# The input:
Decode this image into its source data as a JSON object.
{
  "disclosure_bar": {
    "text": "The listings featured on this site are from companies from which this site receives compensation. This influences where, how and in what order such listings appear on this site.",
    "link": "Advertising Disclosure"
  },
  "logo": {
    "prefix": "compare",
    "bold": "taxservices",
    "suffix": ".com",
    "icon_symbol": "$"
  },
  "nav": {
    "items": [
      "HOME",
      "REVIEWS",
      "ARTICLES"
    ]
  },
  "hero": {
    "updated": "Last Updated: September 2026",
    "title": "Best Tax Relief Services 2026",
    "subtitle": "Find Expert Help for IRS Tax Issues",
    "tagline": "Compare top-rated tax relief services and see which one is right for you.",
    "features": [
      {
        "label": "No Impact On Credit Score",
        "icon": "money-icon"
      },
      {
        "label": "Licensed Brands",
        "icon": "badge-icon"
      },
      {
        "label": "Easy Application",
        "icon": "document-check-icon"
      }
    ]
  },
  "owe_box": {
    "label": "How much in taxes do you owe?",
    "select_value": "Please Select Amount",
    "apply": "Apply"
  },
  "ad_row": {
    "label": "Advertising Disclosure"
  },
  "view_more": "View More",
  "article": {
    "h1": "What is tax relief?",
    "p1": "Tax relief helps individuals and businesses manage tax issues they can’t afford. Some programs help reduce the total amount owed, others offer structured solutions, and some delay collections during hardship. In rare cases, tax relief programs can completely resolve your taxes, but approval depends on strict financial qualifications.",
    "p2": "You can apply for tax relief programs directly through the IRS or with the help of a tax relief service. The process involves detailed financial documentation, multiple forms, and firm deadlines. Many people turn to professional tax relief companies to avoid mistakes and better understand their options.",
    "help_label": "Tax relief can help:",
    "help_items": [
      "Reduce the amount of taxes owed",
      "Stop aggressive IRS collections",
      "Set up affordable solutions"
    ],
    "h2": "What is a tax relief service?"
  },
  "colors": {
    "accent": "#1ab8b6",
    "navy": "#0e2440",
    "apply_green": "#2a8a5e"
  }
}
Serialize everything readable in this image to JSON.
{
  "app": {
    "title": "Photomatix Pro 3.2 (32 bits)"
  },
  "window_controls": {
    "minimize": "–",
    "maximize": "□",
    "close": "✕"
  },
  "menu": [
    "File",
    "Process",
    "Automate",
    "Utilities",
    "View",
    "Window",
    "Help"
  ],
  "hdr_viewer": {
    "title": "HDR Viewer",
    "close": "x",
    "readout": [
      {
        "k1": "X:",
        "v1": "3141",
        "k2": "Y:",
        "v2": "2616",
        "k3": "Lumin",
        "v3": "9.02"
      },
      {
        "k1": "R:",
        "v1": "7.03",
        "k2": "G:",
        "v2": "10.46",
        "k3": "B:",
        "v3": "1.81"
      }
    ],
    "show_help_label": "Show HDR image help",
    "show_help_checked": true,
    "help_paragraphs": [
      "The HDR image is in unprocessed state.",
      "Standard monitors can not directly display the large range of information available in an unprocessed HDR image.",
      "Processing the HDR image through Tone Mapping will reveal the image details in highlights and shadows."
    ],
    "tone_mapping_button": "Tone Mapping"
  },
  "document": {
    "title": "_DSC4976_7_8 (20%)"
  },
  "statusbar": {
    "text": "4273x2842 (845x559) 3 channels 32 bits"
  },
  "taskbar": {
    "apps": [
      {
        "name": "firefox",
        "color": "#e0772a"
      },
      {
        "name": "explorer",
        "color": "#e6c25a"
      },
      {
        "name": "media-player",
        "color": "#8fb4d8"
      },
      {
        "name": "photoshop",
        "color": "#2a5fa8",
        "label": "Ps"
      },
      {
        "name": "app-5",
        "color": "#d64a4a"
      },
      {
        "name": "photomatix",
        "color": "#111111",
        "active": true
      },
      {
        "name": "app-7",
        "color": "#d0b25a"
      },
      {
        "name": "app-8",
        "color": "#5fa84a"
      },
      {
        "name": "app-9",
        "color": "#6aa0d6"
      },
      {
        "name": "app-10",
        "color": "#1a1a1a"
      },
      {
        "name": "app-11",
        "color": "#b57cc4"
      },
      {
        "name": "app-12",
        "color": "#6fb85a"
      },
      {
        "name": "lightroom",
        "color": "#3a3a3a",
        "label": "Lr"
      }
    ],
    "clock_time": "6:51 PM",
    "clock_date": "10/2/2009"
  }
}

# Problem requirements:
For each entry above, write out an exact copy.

# Response:
Decode this image into its source data as a JSON object.
{
  "disclosure_bar": {
    "text": "The listings featured on this site are from companies from which this site receives compensation. This influences where, how and in what order such listings appear on this site.",
    "link": "Advertising Disclosure"
  },
  "logo": {
    "prefix": "compare",
    "bold": "taxservices",
    "suffix": ".com",
    "icon_symbol": "$"
  },
  "nav": {
    "items": [
      "HOME",
      "REVIEWS",
      "ARTICLES"
    ]
  },
  "hero": {
    "updated": "Last Updated: September 2026",
    "title": "Best Tax Relief Services 2026",
    "subtitle": "Find Expert Help for IRS Tax Issues",
    "tagline": "Compare top-rated tax relief services and see which one is right for you.",
    "features": [
      {
        "label": "No Impact On Credit Score",
        "icon": "money-icon"
      },
      {
        "label": "Licensed Brands",
        "icon": "badge-icon"
      },
      {
        "label": "Easy Application",
        "icon": "document-check-icon"
      }
    ]
  },
  "owe_box": {
    "label": "How much in taxes do you owe?",
    "select_value": "Please Select Amount",
    "apply": "Apply"
  },
  "ad_row": {
    "label": "Advertising Disclosure"
  },
  "view_more": "View More",
  "article": {
    "h1": "What is tax relief?",
    "p1": "Tax relief helps individuals and businesses manage tax issues they can’t afford. Some programs help reduce the total amount owed, others offer structured solutions, and some delay collections during hardship. In rare cases, tax relief programs can completely resolve your taxes, but approval depends on strict financial qualifications.",
    "p2": "You can apply for tax relief programs directly through the IRS or with the help of a tax relief service. The process involves detailed financial documentation, multiple forms, and firm deadlines. Many people turn to professional tax relief companies to avoid mistakes and better understand their options.",
    "help_label": "Tax relief can help:",
    "help_items": [
      "Reduce the amount of taxes owed",
      "Stop aggressive IRS collections",
      "Set up affordable solutions"
    ],
    "h2": "What is a tax relief service?"
  },
  "colors": {
    "accent": "#1ab8b6",
    "navy": "#0e2440",
    "apply_green": "#2a8a5e"
  }
}
Serialize everything readable in this image to JSON.
{
  "app": {
    "title": "Photomatix Pro 3.2 (32 bits)"
  },
  "window_controls": {
    "minimize": "–",
    "maximize": "□",
    "close": "✕"
  },
  "menu": [
    "File",
    "Process",
    "Automate",
    "Utilities",
    "View",
    "Window",
    "Help"
  ],
  "hdr_viewer": {
    "title": "HDR Viewer",
    "close": "x",
    "readout": [
      {
        "k1": "X:",
        "v1": "3141",
        "k2": "Y:",
        "v2": "2616",
        "k3": "Lumin",
        "v3": "9.02"
      },
      {
        "k1": "R:",
        "v1": "7.03",
        "k2": "G:",
        "v2": "10.46",
        "k3": "B:",
        "v3": "1.81"
      }
    ],
    "show_help_label": "Show HDR image help",
    "show_help_checked": true,
    "help_paragraphs": [
      "The HDR image is in unprocessed state.",
      "Standard monitors can not directly display the large range of information available in an unprocessed HDR image.",
      "Processing the HDR image through Tone Mapping will reveal the image details in highlights and shadows."
    ],
    "tone_mapping_button": "Tone Mapping"
  },
  "document": {
    "title": "_DSC4976_7_8 (20%)"
  },
  "statusbar": {
    "text": "4273x2842 (845x559) 3 channels 32 bits"
  },
  "taskbar": {
    "apps": [
      {
        "name": "firefox",
        "color": "#e0772a"
      },
      {
        "name": "explorer",
        "color": "#e6c25a"
      },
      {
        "name": "media-player",
        "color": "#8fb4d8"
      },
      {
        "name": "photoshop",
        "color": "#2a5fa8",
        "label": "Ps"
      },
      {
        "name": "app-5",
        "color": "#d64a4a"
      },
      {
        "name": "photomatix",
        "color": "#111111",
        "active": true
      },
      {
        "name": "app-7",
        "color": "#d0b25a"
      },
      {
        "name": "app-8",
        "color": "#5fa84a"
      },
      {
        "name": "app-9",
        "color": "#6aa0d6"
      },
      {
        "name": "app-10",
        "color": "#1a1a1a"
      },
      {
        "name": "app-11",
        "color": "#b57cc4"
      },
      {
        "name": "app-12",
        "color": "#6fb85a"
      },
      {
        "name": "lightroom",
        "color": "#3a3a3a",
        "label": "Lr"
      }
    ],
    "clock_time": "6:51 PM",
    "clock_date": "10/2/2009"
  }
}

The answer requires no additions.